Last week I posted about the Miss. S. Court’s reversal of two jury verdicts in premises liability cases. Here are my thoughts on the decisions.
Lymas v. Double Quick
This case was famous not for the underlying verdict, but because the plaintiff challenged the constitutionality of the damages caps on non-economic damages. The Court reversed and rendered on liability, however, and did not mention the caps in the opinion. Justice Kitchens wrote the opinion for the unanimous majority.
Double Quick hinged on a Daubert analysis of two expert witnesses. The plaintiff had two expert witnesses on security issues, but neither opined on proximate cause other than conclusory statements in response to leading questions. Neither expert explained how the alleged failure to take steps to protect the decedent proximately caused the shooting. As a result, the Court found the testimony to be not based on sufficient facts or data and improperly speculative.
There is something to like in the decision for both plaintiffs and defendants. The Court did not change the underlying law or uphold the damages caps, which plaintiffs and their lawyers like. On the other hand, the Court did not strike the caps and gave defendants and their lawyers a lot to argue on causation issues in premises liability cases involving criminal acts by third parties.
This decision was in the news over the weekend because of the expert testimony of Jackson Deputy Police Chief Tyrone Lewis. The Clarion-Ledger reported:
JPD Deputy Police Chief Tyrone Lewis, testifying for English, said, "There is no documentation, no written statements or anybody to come forward to say that it did not happen at Rebelwood."
Cleveland Ellis III told police he accidentally killed Coleman, his friend, when his gun went off at Woodbine Terrace apartments, where he lived. He said he drove her body to Rebelwood and left her there.
That evidence was not allowed at trial, a decision by Circuit Judge Winston Kidd that the Supreme Court found erroneous.
The disputed evidence consisted of statements contained in police reports. Justice Randolph’s majority opinion concluded that the trial court judge (Judge Winston Kidd) should have found the police reports to be sufficiently reliable and admitted the reports (including the statements) into evidence. In my opinion, the Court made the right ruling, but for the wrong reason.

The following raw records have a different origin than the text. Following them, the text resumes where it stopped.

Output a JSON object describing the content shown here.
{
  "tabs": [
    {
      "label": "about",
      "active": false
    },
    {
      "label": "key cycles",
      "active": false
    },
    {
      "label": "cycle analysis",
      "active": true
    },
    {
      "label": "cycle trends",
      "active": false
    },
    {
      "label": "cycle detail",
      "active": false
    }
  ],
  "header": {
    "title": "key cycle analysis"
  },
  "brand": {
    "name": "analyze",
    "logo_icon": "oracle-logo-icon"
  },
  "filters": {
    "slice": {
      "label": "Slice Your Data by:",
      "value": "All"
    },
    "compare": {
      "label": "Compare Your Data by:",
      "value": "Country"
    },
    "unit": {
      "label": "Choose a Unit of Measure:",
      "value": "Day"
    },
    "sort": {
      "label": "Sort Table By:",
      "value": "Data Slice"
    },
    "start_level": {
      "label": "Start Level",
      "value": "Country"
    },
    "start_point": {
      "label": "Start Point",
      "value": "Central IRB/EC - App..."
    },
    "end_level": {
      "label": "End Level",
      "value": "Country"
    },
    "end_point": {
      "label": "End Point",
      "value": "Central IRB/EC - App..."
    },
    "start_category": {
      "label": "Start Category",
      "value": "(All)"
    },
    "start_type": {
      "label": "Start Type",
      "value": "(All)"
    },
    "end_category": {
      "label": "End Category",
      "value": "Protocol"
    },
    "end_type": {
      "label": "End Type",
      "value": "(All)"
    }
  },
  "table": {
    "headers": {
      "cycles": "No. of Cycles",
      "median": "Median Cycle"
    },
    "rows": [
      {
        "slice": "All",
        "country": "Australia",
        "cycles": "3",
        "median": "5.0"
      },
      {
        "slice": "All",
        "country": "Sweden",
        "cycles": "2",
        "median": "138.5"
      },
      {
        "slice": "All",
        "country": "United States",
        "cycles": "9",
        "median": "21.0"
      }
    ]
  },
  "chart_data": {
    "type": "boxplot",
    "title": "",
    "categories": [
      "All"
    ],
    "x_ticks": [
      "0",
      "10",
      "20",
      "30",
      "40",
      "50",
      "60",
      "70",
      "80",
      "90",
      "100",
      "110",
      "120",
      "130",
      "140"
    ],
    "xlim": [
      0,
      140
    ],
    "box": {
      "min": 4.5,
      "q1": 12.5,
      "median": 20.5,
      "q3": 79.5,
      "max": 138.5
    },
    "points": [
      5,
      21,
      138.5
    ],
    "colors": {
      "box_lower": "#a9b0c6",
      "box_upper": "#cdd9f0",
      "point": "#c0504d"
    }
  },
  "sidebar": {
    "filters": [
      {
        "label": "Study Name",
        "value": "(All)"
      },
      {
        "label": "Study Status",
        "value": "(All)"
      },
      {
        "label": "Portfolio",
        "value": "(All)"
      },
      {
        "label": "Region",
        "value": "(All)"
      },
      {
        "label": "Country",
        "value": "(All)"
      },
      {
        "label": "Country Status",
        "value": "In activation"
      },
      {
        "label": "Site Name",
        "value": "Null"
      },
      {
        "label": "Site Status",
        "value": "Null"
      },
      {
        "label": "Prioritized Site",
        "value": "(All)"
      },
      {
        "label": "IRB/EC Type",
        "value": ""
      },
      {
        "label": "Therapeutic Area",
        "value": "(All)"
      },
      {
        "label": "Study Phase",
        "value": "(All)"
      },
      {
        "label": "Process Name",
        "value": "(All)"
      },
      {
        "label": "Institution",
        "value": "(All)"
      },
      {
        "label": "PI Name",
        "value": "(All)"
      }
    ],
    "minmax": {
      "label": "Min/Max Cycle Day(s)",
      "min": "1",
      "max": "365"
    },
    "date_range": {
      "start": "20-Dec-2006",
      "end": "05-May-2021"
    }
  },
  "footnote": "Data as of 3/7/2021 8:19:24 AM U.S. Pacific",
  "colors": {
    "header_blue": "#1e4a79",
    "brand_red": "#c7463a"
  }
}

I agree with Justice Chandler’s concurrence. Judge Chandler opined that the statements in the police reports were hearsay within hearsay and therefore, should have been excluded. But he agreed that the defendant should have been able to impeach Chief Lewis with the statements in the reports. Chief Lewis’ testimony on direct opened the door to him being impeached with the reports.
I am afraid that the majority’s opinion will make a mess of the law regarding the admissibility of statements within police reports.
The majority also concluded that the trial judge should not have allowed plaintiff’s economist expert (Dr. Glenda Glover) to base her loss of future earnings analysis on national averages because there was evidence that the decedent earned less than the national average. All justices concurred except for Justice Kitchens.
I thought that the majority got it right on this issue. Sometimes proving lost earnings might require the use of a national average because there is no other evidence to base an opinion on in a particular case. But the national average should not be used as a damages floor when there is evidence that the decedent earned less than the national average. Just as someone who earned more than the national average should be allowed to recover more for loss of future earnings, someone who earned less should recover less.
Finally, the majority found that race was improperly interjected into the economist’s testimony by referring to the “Mississippi Black Effect.” I agree with the majority that this was improper. Even if this was not intentional, this sounds like the playing of a race card during trial, which is a big no-no.